• **The task**
Run through the records and show each line that includes the string "Custom".

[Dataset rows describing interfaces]
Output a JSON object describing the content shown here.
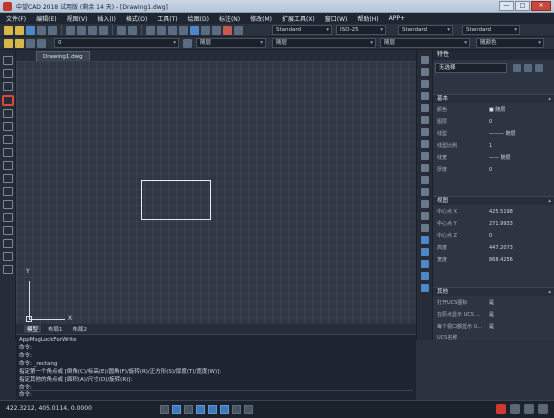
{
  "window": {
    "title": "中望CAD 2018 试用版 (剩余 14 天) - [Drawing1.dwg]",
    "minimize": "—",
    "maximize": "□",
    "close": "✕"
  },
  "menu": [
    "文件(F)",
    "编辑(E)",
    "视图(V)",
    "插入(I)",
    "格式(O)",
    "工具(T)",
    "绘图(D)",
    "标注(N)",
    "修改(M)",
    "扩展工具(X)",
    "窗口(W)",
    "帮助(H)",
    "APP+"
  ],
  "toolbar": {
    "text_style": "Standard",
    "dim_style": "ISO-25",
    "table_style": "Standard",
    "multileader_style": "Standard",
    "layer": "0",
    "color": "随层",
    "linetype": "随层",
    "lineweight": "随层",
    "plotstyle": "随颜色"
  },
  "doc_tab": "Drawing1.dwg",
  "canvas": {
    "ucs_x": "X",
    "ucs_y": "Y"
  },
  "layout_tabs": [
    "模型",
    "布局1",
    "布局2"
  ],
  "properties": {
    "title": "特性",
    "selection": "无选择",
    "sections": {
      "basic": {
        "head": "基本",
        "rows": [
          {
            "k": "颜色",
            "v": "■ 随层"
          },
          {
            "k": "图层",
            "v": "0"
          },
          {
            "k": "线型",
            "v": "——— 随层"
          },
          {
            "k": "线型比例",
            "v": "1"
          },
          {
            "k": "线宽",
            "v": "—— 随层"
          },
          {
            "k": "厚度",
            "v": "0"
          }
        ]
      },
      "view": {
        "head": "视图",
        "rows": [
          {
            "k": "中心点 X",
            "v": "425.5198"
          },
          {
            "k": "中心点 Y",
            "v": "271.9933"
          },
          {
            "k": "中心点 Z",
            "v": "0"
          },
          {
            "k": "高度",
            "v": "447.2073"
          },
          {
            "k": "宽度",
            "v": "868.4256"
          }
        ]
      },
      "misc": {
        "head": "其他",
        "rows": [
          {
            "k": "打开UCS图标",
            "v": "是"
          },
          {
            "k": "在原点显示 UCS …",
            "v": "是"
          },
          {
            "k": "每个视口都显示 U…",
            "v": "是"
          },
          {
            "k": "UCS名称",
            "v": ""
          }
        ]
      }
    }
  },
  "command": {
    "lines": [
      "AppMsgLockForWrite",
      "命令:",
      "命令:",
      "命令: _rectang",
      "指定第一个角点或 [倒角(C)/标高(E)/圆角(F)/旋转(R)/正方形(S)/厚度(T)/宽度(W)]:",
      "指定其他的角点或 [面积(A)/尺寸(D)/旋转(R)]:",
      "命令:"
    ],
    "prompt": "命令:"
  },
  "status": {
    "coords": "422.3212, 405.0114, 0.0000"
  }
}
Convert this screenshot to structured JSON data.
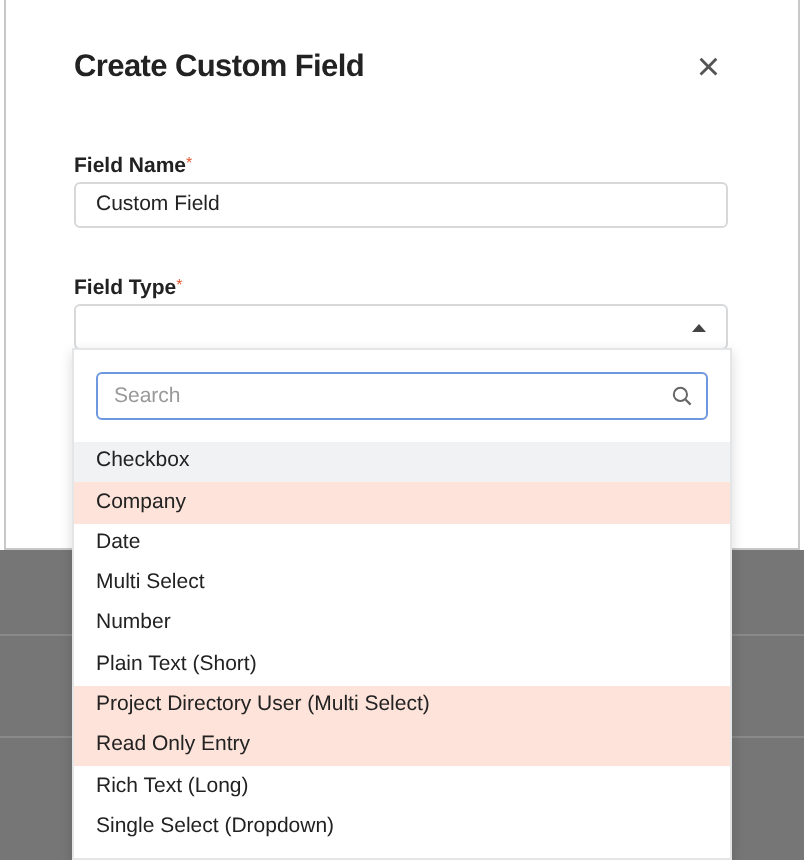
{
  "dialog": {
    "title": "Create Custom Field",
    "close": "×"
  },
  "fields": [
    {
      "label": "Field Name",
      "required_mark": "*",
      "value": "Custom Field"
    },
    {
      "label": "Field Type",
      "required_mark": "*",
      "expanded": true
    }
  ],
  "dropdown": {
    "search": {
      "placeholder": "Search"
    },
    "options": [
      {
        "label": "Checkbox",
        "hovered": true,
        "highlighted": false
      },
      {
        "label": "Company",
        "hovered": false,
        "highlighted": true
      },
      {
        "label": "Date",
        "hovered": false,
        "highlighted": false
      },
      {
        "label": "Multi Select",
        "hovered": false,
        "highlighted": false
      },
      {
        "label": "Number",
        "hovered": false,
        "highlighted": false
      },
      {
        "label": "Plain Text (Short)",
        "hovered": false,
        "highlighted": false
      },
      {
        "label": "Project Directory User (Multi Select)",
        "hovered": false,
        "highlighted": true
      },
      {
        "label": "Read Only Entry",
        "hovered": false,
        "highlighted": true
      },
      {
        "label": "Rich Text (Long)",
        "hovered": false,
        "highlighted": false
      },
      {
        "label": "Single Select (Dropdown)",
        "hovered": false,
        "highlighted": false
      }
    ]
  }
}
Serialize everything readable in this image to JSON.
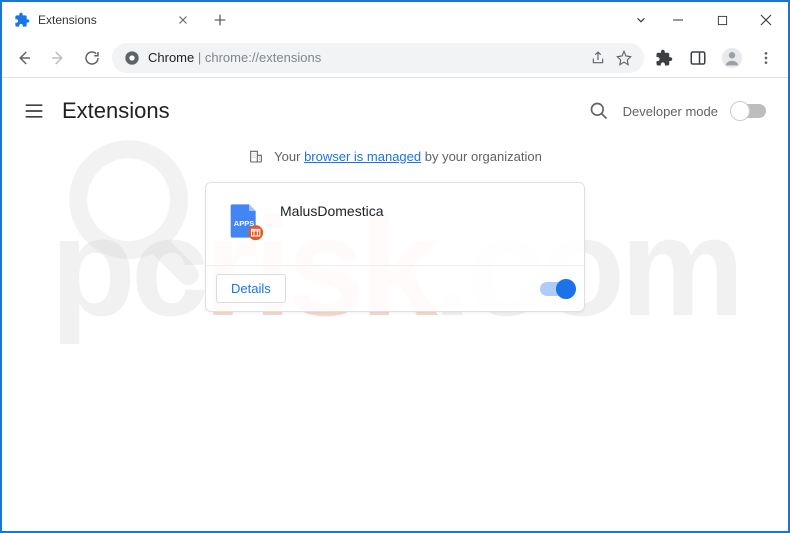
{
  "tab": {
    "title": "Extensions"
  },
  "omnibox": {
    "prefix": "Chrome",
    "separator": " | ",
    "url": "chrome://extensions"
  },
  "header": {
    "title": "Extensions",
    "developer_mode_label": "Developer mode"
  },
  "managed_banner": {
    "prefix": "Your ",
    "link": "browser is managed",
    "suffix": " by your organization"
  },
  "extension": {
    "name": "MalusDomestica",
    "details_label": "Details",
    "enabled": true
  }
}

• **Task response**
    "title": "Create Custom Field",
      "value": "Custom Field"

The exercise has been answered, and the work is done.